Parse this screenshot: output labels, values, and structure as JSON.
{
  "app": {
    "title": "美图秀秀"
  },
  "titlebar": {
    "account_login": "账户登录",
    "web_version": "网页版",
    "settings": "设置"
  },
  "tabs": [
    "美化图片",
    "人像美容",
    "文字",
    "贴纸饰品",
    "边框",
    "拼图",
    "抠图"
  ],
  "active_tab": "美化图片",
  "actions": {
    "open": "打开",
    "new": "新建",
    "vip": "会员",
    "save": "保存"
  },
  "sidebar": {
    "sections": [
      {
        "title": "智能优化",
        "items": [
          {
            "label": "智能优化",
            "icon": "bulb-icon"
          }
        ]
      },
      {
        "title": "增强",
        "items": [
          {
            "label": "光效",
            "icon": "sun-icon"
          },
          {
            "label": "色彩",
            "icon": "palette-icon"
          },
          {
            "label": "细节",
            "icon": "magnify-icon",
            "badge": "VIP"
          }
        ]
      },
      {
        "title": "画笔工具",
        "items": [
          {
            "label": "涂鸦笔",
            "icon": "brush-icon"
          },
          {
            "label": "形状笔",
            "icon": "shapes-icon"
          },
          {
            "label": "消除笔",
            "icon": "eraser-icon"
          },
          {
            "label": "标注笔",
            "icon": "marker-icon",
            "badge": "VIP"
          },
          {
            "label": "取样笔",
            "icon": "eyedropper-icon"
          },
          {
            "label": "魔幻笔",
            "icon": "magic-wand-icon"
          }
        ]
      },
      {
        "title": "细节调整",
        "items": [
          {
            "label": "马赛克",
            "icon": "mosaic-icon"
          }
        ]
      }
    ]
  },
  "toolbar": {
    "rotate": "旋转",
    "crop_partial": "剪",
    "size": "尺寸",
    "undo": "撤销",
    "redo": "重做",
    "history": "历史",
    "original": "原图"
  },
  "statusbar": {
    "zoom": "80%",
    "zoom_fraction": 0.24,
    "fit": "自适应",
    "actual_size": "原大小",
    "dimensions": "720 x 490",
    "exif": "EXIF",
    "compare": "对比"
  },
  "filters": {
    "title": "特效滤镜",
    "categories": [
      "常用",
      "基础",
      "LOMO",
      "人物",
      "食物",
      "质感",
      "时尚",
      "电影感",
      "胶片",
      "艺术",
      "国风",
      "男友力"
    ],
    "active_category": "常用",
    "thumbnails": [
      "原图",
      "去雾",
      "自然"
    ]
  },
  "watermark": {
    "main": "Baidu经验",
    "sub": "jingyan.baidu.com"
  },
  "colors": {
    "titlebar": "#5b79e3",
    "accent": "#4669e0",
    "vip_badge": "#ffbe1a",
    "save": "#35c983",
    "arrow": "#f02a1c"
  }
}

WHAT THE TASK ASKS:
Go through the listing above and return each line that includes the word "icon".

RESPONSE AREA:
            "icon": "bulb-icon"
            "icon": "sun-icon"
            "icon": "palette-icon"
            "icon": "magnify-icon",
            "icon": "brush-icon"
            "icon": "shapes-icon"
            "icon": "eraser-icon"
            "icon": "marker-icon",
            "icon": "eyedropper-icon"
            "icon": "magic-wand-icon"
            "icon": "mosaic-icon"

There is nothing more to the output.